'Indy 4' cracks the whip but 'Rush Hour' hits some traffic
Will it be the whip or the quips?
Scribe Jeff Nathanson‘s labors on the new installments in the “Rush Hour” and Indiana Jones series have taken more turns than, well, an Indiana Jones plotline. But, for now at least, Indy is on the front burner.
Just as Chris Tucker did another about-face and failed to sign a $20 million deal that would fast-track New Line’s “Rush Hour 3,” Nathanson’s draft for “Indy 4” has apparently met with the approval of George Lucas and Steven Spielberg.
But before Par can dust off Indy’s signature Stetson and bullwhip, Harrison Ford — the third key member of the Indy triumvirate — has to sign off on the script, and he hasn’t yet read Nathanson’s draft. An earlier effort by Frank Darabont failed to pass muster with the trio.
With “Star Wars” off his plate, Lucas recently summoned Nathanson to his Bay Area headquarters, where they went over the draft. The scribe also got notes from Spielberg, who brought him into the mix after working with him on “Catch Me if You Can” and “The Terminal.”
At the recent E3 vidgame confab, Lucas’ vidgame division said it has started work on an Indiana Jones game for 2007. It wouldn’t be surprising if LucasArts is hoping the game will coincide with Indy 4.
So far, that leaves “Rush Hour 3” on Nathanson’s back burner, but things could change yet again.
Nathanson had expected that pic to be his next assignment, and New Line hoped it would anchor its summer 2006 slate. But the project came to a halt in recent weeks when Tucker did not sign his deal.
New Line had made an agreement with Tucker, Jackie Chan and helmer Brett Ratner to pay Nathanson — who penned “Rush Hour 2” — $250,000 to write a treatment. If they liked Nathanson’s pitch, each would waive script approval. But Tucker changed his mind at the last moment, and New Line refused to cut a seven-figure check to Nathanson unless it knew the film would get made.
But in franchise land, nothing is ever certain.
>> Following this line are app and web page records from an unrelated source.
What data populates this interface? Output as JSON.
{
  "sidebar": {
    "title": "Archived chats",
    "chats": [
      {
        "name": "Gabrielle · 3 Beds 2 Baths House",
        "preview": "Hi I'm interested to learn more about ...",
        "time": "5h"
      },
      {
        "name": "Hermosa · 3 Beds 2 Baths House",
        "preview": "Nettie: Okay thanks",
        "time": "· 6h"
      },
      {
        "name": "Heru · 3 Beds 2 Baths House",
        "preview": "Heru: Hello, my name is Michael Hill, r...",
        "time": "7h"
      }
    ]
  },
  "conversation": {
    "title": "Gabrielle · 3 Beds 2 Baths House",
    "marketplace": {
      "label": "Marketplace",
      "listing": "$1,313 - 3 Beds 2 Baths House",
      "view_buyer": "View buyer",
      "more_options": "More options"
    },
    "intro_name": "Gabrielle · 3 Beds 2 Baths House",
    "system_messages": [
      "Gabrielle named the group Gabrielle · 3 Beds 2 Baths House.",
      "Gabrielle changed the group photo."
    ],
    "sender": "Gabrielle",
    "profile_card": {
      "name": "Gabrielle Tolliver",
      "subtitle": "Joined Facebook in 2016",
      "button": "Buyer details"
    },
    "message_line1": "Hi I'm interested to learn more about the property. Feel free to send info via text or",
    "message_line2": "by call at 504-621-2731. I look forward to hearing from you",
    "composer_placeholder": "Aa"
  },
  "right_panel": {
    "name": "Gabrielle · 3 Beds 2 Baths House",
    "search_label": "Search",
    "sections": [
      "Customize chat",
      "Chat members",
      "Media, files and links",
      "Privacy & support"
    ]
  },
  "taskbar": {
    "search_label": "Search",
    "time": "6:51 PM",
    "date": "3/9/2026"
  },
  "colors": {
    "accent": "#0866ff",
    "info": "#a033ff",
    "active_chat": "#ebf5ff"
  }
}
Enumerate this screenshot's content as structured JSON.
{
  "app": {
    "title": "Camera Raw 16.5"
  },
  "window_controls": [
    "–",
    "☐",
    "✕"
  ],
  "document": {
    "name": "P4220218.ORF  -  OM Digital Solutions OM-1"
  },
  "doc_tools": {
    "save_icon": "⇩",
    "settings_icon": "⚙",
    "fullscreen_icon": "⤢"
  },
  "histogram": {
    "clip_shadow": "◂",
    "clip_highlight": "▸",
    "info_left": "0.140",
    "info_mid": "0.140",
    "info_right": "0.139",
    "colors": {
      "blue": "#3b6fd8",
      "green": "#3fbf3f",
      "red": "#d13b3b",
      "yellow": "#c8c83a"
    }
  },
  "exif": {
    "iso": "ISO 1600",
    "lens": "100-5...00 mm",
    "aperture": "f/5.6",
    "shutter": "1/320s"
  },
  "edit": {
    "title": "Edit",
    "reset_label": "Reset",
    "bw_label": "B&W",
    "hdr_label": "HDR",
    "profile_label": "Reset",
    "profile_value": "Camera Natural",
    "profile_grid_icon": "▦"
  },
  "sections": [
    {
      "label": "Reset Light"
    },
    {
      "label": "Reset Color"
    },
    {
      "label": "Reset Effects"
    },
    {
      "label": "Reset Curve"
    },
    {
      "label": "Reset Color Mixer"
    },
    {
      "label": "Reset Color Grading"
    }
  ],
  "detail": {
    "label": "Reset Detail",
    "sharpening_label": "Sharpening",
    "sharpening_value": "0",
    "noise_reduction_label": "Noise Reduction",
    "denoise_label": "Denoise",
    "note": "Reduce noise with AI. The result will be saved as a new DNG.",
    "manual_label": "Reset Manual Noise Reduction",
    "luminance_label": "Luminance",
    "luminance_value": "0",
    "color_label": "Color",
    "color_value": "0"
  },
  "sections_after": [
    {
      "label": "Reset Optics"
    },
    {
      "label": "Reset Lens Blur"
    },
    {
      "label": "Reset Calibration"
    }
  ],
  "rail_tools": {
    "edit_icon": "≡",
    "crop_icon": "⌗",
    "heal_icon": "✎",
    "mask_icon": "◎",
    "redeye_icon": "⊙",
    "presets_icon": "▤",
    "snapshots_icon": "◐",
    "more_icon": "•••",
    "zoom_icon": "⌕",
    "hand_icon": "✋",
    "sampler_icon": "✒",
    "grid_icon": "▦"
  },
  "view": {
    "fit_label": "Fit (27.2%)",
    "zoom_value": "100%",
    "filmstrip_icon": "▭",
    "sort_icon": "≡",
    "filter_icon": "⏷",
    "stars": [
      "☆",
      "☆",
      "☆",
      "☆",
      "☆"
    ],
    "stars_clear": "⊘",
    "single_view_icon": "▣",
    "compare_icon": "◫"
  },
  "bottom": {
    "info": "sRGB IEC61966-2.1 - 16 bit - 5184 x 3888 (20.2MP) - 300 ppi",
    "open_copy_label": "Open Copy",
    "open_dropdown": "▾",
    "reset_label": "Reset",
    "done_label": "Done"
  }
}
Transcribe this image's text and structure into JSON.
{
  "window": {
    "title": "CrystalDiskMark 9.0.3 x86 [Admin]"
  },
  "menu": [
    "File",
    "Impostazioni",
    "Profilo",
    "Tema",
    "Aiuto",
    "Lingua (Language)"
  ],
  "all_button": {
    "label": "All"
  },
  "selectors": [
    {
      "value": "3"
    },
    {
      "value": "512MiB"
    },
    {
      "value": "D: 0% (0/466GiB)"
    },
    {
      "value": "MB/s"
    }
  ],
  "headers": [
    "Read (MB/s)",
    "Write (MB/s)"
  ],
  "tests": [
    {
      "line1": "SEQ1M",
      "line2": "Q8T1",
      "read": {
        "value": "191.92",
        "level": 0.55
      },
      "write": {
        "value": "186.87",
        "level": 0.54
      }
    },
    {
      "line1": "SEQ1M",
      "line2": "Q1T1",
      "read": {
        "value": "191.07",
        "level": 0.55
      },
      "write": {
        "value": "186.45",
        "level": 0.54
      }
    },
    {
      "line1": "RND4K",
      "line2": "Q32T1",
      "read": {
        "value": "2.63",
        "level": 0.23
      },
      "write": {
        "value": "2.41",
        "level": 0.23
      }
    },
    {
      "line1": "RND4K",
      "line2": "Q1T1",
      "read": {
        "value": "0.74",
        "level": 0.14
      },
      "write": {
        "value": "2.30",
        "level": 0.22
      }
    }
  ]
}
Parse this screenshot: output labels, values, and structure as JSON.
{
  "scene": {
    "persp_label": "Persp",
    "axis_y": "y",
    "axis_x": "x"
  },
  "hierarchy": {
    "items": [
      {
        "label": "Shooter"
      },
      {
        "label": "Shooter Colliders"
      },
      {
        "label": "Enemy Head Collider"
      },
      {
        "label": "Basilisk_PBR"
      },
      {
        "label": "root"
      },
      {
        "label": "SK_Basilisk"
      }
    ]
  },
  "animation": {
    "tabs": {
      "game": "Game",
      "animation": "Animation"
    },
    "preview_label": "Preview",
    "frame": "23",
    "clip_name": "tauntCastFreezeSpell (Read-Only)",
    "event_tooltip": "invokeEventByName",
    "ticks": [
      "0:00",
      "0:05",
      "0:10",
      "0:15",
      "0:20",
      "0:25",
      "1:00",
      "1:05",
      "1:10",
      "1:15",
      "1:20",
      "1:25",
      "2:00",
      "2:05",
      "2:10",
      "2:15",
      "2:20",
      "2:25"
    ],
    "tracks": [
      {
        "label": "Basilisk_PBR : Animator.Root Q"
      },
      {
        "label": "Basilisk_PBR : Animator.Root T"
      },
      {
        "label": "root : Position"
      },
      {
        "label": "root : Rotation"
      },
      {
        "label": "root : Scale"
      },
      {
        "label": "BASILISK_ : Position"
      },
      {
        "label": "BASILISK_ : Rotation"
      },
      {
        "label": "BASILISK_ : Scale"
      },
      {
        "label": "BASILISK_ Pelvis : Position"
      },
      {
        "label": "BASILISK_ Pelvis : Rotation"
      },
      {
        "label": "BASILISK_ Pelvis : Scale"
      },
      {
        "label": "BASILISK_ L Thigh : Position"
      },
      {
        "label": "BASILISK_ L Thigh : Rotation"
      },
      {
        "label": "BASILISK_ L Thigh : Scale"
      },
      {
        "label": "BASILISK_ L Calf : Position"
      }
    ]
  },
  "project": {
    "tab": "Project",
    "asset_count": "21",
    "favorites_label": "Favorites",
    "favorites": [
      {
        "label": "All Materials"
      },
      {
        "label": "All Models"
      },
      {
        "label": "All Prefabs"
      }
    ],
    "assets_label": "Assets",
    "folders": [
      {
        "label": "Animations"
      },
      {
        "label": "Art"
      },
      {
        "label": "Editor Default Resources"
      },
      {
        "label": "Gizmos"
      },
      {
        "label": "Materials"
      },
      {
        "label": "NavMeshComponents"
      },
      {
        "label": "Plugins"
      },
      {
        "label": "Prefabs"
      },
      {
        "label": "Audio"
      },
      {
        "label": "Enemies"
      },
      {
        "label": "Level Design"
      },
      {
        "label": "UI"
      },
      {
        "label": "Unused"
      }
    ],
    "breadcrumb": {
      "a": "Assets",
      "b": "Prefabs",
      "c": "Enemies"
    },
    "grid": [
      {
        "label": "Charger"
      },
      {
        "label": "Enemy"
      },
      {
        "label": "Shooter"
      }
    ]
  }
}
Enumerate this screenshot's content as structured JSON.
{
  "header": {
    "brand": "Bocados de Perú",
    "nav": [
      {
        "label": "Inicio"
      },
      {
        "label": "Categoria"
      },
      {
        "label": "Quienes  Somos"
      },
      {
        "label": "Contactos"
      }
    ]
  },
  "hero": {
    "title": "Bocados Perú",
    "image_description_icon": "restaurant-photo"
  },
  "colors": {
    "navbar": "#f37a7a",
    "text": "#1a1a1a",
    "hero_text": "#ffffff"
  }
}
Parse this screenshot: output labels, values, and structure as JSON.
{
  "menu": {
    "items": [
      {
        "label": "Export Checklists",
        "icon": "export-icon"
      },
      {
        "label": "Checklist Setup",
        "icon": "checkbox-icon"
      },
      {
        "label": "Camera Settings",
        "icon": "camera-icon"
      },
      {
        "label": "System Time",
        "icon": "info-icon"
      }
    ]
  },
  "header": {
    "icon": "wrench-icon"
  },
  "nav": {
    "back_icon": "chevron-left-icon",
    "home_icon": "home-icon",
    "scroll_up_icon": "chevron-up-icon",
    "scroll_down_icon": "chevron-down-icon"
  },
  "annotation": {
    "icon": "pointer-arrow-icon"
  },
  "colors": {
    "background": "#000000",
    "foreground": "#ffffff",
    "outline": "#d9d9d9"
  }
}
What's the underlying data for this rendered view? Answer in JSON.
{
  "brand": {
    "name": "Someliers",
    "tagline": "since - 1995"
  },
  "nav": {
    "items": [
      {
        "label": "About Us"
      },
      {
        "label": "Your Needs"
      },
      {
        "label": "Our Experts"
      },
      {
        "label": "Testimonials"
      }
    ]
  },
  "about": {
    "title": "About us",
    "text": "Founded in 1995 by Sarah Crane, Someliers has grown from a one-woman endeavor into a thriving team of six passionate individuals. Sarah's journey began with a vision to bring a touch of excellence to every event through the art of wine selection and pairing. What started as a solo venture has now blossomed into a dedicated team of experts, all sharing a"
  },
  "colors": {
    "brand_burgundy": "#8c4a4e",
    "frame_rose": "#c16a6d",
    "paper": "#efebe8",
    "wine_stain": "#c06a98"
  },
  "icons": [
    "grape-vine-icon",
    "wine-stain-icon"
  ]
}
Scheduling “Indiana Jones 4” for a 2006 start will be tricky for Spielberg, who next heads to Europe to shoot his untitled drama about the aftermath of the 1972 Munich Olympics for Universal and DreamWorks, and is expected to follow in January with a DreamWorks film about Abraham Lincoln and the Civil War, to star Liam Neeson.